It is important to know that anything the nurse says during the Informal Conference can be used against the nurse in future proceedings such as SOAH hearings or other investigations. It is important for the nurse to communicate effectively with the staff in order to convey the information, but the nurse must also be aware of how to present his or her story to the Board. For example, the nurse will not benefit from challenging the Board or from asking why other nurses have not faced similar investigations. The nurse’s attorney will be able to help prepare the nurse for the Informal Conference.

SOAH Hearings

If in any case an ISC does not lead to a satisfactory conclusion, the case goes to the State Office of Administrative Hearings (SOAH). Formal public charges are filed. These charges contain detailed allegations and legal citations. The nurse has a short time to answer or risk a default judgment. Discovery is initiated much like in a malpractice suit or other civil litigation to include depositions, interrogatories, requests for production of documents, etc. While there is the possibility of being fined and assessed hearing costs, the case is really about whether the nurse violated the standard of care and the ability to continue to practice and under what terms and conditions if any. An administrative law judge (ALJ) is assigned to the case and the proceeding is like a judge-alone trial without a jury. Witnesses are called to testify, records are put into evidence, and legal argument entertained. A transcript or recording is made.

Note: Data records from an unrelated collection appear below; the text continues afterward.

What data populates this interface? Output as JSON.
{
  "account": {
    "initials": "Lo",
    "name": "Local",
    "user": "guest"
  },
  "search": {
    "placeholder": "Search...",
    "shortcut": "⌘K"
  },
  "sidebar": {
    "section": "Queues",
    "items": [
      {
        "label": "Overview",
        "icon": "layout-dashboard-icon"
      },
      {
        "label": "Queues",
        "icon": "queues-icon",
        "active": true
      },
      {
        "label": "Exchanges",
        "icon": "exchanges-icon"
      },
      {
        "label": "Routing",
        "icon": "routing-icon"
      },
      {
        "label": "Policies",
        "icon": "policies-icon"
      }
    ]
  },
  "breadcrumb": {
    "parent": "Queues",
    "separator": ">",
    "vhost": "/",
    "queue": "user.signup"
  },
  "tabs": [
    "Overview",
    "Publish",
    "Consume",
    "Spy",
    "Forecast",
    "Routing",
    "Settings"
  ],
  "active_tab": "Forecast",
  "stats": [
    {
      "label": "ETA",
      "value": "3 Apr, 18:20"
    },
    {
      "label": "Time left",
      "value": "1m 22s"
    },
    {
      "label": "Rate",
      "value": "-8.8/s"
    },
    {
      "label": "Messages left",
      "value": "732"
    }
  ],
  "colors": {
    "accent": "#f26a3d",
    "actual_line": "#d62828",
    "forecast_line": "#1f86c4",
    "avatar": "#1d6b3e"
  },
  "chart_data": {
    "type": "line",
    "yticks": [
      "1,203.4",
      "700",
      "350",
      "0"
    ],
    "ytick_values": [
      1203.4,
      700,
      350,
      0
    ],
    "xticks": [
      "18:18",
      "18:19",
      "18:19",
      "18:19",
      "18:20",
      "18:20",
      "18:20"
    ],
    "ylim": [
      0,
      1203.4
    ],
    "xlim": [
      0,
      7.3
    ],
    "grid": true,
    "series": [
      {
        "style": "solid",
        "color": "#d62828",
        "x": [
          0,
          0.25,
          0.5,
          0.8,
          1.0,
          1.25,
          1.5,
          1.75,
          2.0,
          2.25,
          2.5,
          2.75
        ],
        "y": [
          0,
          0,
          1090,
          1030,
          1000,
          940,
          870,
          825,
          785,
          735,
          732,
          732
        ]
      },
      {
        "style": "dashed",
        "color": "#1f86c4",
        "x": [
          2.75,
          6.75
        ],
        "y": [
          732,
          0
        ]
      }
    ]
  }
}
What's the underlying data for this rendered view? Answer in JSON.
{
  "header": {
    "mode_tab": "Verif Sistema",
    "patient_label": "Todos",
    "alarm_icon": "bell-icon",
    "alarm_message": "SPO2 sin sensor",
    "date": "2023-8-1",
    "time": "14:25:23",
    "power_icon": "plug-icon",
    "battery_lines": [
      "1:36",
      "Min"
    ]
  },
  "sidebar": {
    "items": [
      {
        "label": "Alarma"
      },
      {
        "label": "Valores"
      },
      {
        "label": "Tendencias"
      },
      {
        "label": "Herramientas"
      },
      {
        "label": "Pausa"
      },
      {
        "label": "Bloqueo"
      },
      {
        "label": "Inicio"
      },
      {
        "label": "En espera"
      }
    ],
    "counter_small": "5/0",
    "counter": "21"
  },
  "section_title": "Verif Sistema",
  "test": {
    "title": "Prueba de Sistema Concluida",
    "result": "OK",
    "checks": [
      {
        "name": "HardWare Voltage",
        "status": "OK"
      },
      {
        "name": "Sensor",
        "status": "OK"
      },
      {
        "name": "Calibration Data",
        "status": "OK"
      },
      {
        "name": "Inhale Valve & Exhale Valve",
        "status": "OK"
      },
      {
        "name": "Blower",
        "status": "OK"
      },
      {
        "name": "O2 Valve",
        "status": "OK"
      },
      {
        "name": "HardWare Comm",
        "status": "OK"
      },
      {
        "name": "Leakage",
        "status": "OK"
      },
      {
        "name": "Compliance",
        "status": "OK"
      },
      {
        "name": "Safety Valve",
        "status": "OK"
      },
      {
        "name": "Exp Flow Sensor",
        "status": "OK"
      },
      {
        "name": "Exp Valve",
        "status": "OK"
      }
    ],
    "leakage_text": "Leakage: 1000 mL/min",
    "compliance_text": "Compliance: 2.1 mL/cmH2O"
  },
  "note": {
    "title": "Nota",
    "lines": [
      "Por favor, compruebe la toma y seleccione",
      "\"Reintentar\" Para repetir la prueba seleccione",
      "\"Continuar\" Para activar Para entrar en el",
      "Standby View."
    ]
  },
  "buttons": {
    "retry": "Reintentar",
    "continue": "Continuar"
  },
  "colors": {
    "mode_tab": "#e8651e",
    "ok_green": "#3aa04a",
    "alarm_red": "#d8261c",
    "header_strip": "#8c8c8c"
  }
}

After the hearing, the ALJ may take weeks or months to issue a Proposal for Decision (PFD) analyzing the evidence and recommending a decision to the Board. The nurse’s attorney and the agency staff attorney exchange exceptions and replies about the PFD – essentially objections and argument either for or against the PFD.

The PFD is then presented to either the full Board or the Board’s Eligibility and Disciplinary Committee for approval. If presented to the full Board, they will hold a hearing on the PFD in which the ALJ presents the PFD and counsel for both sides argue their positions. The Board may ask questions, review the pleadings and the record, and deliberate at length. When all is said and done, the Board either votes to adopt the PFD, adopt something different than the PFD, or dismiss the case even if the PFD recommends action.

The nurse usually becomes subject to unilateral disciplinary action, but the licensee does have a chance to meet some very short deadlines to ask for a rehearing, and if that is denied, to appeal the case in Travis County District Court. It is important to act quickly and follow the law carefully to preserve the right to appeal. Usually, all administrative remedies must be exhausted before the case goes to court. Appeals can go all the way to the Texas Supreme Court and conceivably in rare circumstances through the federal court system depending on the issues. It is important to keep in mind that courts will typically not change an agency’s decision, but usually defer to the presumed expertise of the agency. If the courts disagree with the agency, they send the case back for reconsideration by the agency (reverse and remand) rather than make their own decision (reverse and render).

It should be noted that at just about any stage of the SOAH contested process, although usually very early on, the parties can agree to take the case off the contested docket to try to resolve it through mediation. This process is usually a daylong event with ALJs functioning as mediators in an effort to help the parties reach an agreement. If no agreement is reached, the case goes back on the contested docket and continues down the road to hearing.